  2. Comparative Effectiveness Research: No comparison of how coaching interventions differ in effectiveness (e.g. cognitive-behavioral, solution-focused positive psychology/strengths, GROW)
  3. Long Term Effects and Sustainability: Lack of tracking sustainability of outcomes over months and years following the intervention
  4. Flaws in Research Design: Bias in research design and overstatement of the impact of coaching on coachees as there are few controlled studies
Assessing Coaching Outcomes and Impact

The authors summarize executive coaching outcomes in 11 categories from 84/110 studies, excluding the ROI studies and studies where the coach is the author. Outcomes considered were at the level of the coachee, the organization, and the coach. The authors also name categories of factors affecting these outcomes, including at the level of intervention, organization, coachee, coach, and the relationship among coaching stakeholders. 

Download the article (available to IOC members) to find Table 2 with the outcomes list along with coaching pitfalls, and Table 3 which lists 23 factors affecting outcomes along with areas for more research. 

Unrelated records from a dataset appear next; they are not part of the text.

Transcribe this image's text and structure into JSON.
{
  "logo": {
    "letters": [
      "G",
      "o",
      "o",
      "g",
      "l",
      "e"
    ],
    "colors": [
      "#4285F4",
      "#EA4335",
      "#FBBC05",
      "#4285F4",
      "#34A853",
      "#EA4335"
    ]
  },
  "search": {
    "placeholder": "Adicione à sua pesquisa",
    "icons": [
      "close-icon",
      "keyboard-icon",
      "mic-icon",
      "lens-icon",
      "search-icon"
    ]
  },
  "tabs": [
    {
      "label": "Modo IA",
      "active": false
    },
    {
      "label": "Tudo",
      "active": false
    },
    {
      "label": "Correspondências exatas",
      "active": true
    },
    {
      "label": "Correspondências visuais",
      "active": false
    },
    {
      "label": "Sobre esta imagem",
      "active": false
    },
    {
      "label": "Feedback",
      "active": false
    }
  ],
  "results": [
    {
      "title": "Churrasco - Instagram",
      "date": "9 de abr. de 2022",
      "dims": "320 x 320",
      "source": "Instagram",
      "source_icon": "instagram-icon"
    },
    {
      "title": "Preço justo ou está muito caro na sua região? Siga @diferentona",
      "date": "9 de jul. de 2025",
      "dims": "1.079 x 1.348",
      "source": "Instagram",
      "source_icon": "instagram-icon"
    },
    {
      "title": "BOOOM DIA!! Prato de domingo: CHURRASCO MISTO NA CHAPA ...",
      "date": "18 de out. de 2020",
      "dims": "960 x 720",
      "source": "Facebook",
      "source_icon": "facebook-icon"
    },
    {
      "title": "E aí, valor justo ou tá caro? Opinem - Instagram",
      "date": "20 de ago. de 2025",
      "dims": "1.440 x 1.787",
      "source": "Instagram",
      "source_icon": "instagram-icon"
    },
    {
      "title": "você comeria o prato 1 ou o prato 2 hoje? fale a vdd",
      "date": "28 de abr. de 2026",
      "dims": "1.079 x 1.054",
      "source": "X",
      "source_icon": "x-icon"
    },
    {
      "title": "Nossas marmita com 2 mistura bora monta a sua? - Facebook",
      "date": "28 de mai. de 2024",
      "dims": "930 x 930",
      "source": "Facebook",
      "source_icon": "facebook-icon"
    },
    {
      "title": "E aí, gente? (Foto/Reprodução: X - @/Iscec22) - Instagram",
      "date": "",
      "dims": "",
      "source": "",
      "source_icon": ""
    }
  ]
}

Recommendations and Lessons for Coaches:
  1. Context Matters: Seek an in-depth understanding of the organizational context and its impact on coaching outcomes.
  2. Understand Sources of Demands and Constraints: Discern whether the organizational demands on the coachee are contextual or self-determined.
  3. Assess Coach/Organization Alignment: Appreciate how the coach’s view of leadership aligns with the views on leadership of the coachee and organization.
  4. Balance Mastery and Achievement Goals: Help the coachee distinguish between skills mastery and achievement goals and find an optimal balance.
  5. Integrate Interventions: Seek integration of coaching and leadership development interventions, rather than comparisons.
Gratitude for a Monumental Effort

Let’s all take a moment to express our sincere gratitude to Andromachi Athanasopoulou and Sue Dopson, and all of the coaching researchers on whose shoulders we stand. This community of researchers is boldly tackling the scientific complexity that allows all of us to coach more confidently with science in mind.

Margaret Moore
IOC Co-Founder, Co-Director

Om Lala
IOC Senior Advisor

Athanasopoulou, A., & Dopson, S. (2018). A systematic review of executive coaching outcomes: Is it the journey or the destination that matters the most? The Leadership Quarterly, 29(1), 70-88. doi: 10.1016/j.leaqua.2017.11.004 (available for IOC Members) 

Read more: Developing Leaders by Executive Coaching: Practice and Evidence